• _WHAT IS NEEDED_: Below are entries to examine: work out how many lines contain the word "screenshot", and give only that number.

--- SUPPLIED DATA ---

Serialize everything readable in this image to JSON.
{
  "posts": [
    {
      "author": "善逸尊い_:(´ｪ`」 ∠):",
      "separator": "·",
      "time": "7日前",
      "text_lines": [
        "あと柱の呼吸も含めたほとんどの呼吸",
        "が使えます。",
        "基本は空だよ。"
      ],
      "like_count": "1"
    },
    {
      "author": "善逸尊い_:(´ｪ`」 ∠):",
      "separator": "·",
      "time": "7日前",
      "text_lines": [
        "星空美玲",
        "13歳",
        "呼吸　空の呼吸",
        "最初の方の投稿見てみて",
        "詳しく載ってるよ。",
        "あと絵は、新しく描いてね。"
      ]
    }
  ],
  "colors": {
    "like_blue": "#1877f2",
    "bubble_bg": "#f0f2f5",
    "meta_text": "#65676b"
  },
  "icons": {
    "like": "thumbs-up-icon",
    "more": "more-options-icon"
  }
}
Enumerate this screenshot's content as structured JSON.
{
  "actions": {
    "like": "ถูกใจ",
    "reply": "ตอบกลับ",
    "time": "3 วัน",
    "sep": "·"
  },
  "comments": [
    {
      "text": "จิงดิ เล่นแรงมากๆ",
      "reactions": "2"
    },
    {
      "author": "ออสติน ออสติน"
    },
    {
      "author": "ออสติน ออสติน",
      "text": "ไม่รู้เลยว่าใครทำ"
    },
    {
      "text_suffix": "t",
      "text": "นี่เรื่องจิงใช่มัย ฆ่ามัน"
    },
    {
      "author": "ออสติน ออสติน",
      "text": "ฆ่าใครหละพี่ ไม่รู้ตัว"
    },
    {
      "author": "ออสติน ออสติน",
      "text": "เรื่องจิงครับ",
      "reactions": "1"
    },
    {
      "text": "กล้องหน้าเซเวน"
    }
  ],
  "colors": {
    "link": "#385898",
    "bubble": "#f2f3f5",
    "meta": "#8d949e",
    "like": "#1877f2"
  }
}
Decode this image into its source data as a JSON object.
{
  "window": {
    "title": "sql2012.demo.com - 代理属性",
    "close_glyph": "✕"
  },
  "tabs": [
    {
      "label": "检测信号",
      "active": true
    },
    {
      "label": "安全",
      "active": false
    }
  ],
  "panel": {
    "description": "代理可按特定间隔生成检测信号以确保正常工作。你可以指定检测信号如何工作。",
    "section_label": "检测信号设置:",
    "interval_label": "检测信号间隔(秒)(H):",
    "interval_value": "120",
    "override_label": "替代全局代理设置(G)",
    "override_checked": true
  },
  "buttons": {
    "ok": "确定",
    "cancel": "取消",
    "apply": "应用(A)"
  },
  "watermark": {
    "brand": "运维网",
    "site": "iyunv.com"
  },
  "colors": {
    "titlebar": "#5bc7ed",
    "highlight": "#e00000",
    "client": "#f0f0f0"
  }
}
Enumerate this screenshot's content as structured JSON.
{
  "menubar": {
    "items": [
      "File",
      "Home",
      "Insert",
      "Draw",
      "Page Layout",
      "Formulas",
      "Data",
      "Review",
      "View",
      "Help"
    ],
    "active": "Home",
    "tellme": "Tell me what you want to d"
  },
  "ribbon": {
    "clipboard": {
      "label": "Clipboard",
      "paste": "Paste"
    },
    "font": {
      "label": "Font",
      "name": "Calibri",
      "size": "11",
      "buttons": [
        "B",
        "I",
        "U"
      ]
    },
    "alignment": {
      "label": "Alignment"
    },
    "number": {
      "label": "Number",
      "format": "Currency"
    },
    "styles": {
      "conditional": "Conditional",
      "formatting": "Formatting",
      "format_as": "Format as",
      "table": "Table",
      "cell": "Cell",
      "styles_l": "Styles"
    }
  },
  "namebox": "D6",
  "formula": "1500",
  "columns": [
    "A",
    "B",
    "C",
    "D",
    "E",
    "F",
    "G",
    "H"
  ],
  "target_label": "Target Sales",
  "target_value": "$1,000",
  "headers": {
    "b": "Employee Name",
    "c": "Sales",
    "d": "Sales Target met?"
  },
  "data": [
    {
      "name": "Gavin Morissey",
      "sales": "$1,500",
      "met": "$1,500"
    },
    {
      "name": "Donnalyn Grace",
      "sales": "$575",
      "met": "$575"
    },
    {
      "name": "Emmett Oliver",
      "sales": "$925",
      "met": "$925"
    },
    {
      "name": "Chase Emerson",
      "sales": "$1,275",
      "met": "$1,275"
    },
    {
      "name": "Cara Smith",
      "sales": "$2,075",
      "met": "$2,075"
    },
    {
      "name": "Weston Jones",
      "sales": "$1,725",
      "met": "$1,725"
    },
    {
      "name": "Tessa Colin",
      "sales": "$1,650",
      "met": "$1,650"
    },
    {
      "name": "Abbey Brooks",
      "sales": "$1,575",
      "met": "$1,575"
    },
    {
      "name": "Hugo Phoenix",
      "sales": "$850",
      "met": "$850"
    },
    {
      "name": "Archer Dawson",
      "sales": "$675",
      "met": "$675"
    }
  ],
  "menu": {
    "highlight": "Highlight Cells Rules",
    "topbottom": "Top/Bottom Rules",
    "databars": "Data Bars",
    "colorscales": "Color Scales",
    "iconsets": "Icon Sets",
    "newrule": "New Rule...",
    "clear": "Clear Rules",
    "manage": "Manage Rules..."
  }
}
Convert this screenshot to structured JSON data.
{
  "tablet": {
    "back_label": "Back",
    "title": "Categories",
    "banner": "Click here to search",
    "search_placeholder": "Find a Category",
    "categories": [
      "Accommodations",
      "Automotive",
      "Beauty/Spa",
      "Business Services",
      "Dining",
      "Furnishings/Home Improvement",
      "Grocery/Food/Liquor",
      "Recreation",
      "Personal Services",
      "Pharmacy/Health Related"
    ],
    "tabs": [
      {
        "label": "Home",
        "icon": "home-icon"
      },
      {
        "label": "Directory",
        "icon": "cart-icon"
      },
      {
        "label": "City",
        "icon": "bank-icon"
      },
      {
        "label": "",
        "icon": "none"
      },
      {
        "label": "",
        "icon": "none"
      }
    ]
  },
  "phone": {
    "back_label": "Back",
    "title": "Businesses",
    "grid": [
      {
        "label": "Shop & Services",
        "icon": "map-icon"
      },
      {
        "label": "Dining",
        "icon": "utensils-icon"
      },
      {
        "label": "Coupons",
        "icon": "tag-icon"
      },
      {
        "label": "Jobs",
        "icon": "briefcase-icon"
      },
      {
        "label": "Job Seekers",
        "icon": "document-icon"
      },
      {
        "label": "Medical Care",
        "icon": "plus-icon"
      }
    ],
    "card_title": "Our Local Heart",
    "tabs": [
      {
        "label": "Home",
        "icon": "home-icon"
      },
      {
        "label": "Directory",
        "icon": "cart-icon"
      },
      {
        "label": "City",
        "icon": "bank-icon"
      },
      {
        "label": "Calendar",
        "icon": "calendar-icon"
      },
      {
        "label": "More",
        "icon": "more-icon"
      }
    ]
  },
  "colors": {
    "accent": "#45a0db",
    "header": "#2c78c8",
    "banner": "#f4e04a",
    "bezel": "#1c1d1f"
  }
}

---
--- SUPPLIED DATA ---

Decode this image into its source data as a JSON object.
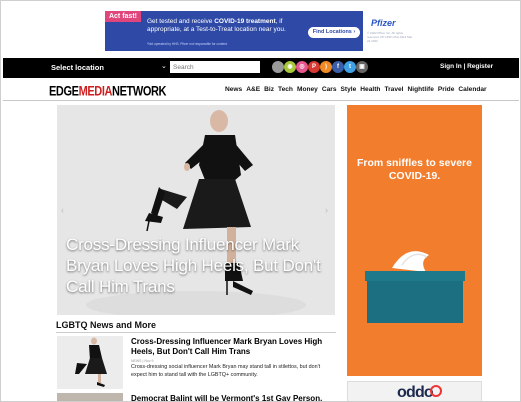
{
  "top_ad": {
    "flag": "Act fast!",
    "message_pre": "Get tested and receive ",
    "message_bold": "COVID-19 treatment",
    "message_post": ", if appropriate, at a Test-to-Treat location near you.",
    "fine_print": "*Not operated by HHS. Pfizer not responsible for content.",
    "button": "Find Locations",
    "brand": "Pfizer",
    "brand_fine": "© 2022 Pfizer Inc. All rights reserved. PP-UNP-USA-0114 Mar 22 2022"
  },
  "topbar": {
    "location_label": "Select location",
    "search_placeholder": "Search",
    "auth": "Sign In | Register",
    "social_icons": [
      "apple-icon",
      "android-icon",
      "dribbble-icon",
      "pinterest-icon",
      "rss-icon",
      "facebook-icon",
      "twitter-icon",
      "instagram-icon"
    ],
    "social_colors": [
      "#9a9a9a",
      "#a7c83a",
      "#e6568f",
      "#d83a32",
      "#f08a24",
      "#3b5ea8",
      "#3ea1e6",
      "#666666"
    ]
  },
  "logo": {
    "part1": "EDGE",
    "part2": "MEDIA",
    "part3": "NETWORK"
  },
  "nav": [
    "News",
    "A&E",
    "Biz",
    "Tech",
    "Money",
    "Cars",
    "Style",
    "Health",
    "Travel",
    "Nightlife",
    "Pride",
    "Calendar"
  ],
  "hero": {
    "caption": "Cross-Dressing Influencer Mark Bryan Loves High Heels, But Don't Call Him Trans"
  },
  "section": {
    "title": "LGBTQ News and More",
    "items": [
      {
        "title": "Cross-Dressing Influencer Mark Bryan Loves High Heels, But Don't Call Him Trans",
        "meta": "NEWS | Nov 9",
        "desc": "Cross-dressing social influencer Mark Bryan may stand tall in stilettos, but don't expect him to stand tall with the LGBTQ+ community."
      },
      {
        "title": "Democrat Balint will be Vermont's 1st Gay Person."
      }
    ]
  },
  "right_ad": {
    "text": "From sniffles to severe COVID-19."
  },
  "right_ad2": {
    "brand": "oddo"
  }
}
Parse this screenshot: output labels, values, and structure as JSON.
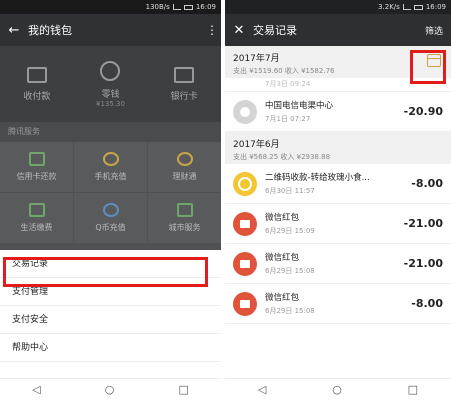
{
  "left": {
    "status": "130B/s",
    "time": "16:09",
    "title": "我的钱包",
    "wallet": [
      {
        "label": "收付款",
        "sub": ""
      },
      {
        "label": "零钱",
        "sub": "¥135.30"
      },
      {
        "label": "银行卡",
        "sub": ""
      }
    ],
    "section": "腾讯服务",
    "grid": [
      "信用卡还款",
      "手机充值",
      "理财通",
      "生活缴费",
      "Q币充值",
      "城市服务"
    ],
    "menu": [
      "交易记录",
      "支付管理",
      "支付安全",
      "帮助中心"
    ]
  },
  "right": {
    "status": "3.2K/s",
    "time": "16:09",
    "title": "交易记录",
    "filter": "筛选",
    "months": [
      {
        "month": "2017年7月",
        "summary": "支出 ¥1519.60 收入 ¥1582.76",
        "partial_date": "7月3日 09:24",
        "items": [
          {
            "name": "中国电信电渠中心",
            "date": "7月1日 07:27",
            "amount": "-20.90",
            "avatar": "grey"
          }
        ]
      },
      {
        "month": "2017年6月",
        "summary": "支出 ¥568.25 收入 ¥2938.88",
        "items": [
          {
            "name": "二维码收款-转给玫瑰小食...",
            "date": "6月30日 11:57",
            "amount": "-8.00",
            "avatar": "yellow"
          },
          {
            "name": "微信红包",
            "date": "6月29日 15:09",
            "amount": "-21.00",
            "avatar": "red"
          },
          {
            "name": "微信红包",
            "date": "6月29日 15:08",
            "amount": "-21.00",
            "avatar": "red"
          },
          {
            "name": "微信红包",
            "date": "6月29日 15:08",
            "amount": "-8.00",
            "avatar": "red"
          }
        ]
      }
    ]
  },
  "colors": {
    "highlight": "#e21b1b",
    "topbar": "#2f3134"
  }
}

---
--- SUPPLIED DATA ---

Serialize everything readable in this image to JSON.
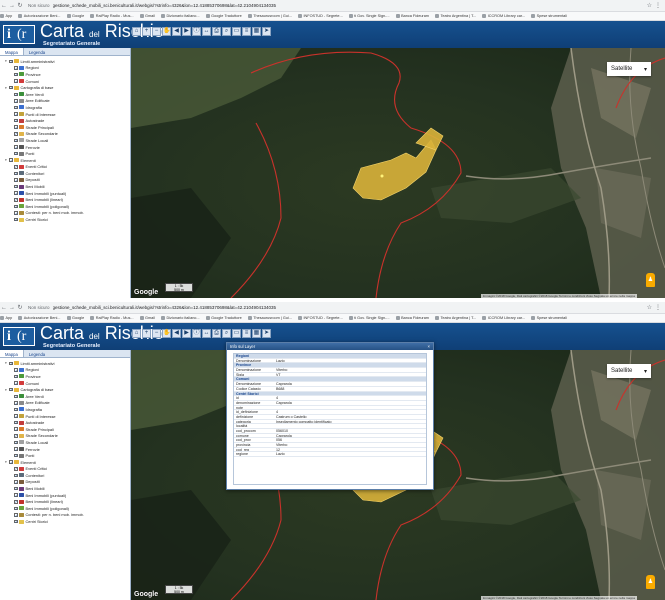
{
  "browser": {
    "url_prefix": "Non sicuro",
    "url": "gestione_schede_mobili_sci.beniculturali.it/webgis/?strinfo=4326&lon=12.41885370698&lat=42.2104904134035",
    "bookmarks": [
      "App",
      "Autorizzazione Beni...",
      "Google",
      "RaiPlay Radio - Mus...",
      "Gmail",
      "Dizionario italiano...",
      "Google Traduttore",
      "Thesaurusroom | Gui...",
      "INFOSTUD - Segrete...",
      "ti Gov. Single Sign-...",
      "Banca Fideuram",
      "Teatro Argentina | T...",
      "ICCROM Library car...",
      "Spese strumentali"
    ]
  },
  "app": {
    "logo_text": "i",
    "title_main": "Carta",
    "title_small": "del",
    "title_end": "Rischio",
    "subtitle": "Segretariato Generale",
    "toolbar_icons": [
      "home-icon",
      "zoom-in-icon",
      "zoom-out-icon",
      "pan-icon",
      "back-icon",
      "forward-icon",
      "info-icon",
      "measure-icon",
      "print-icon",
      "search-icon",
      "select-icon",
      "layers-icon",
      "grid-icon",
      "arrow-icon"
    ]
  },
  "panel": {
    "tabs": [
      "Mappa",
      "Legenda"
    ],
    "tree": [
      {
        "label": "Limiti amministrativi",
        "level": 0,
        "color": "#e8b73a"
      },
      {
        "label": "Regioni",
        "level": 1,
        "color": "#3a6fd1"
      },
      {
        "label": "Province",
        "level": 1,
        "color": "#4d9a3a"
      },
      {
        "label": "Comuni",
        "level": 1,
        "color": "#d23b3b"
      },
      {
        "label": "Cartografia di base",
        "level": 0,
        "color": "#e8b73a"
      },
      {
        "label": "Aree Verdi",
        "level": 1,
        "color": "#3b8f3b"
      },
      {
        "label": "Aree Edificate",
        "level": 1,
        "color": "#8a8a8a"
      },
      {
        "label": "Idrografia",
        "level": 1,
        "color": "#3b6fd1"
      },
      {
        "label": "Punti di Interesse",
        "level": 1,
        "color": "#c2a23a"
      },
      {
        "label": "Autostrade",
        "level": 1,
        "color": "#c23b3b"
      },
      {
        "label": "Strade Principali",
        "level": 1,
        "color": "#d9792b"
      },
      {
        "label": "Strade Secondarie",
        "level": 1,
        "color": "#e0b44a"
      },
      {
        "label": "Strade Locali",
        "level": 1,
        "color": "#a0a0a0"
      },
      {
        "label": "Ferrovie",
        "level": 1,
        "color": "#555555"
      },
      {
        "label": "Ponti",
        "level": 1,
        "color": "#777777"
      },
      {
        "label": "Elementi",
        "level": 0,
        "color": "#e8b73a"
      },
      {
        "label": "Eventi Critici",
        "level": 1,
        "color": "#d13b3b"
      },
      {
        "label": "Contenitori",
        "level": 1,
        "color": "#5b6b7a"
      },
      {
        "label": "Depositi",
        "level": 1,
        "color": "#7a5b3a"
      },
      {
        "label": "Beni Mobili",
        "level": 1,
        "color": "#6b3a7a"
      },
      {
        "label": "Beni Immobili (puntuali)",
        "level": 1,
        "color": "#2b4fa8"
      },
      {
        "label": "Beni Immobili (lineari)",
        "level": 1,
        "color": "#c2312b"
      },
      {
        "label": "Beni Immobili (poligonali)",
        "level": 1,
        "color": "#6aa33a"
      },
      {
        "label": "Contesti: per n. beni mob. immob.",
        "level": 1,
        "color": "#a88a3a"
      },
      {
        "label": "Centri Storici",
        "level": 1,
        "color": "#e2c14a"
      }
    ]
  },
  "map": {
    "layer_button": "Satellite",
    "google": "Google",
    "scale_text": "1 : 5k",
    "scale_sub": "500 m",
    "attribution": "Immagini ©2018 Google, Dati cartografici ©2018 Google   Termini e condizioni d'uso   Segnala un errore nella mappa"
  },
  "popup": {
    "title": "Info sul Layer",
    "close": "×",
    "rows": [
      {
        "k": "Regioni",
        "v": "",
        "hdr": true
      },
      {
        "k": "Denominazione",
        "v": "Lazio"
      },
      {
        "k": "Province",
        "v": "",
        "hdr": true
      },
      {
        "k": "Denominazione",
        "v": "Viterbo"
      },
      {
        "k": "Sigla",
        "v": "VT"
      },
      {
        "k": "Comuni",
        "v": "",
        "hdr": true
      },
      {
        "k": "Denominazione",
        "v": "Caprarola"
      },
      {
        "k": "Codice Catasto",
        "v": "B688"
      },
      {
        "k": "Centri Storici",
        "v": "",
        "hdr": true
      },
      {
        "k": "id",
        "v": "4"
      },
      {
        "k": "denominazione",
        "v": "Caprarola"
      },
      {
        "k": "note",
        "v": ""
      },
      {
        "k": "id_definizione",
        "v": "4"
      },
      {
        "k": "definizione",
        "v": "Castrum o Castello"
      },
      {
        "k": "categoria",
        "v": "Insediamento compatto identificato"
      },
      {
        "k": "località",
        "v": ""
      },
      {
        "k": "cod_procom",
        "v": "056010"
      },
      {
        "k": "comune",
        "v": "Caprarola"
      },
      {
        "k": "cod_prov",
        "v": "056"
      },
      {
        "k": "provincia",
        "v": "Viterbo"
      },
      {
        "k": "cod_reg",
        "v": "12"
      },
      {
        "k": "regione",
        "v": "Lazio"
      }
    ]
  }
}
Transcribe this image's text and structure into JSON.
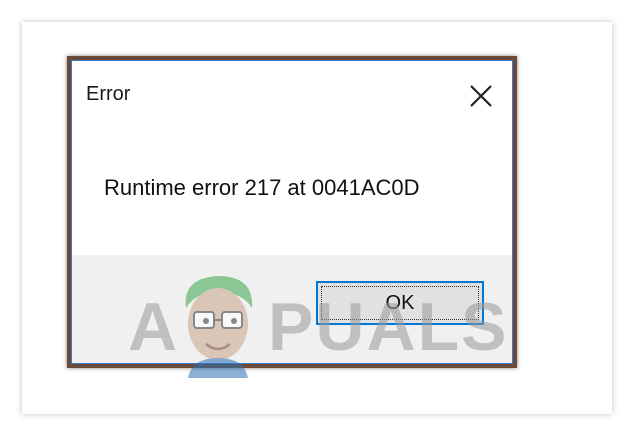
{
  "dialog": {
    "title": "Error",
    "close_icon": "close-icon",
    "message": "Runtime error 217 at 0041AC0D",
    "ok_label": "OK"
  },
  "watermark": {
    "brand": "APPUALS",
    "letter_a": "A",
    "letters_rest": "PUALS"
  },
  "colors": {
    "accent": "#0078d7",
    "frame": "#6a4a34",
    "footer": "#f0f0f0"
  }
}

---

• _RESULT BELOW_: 4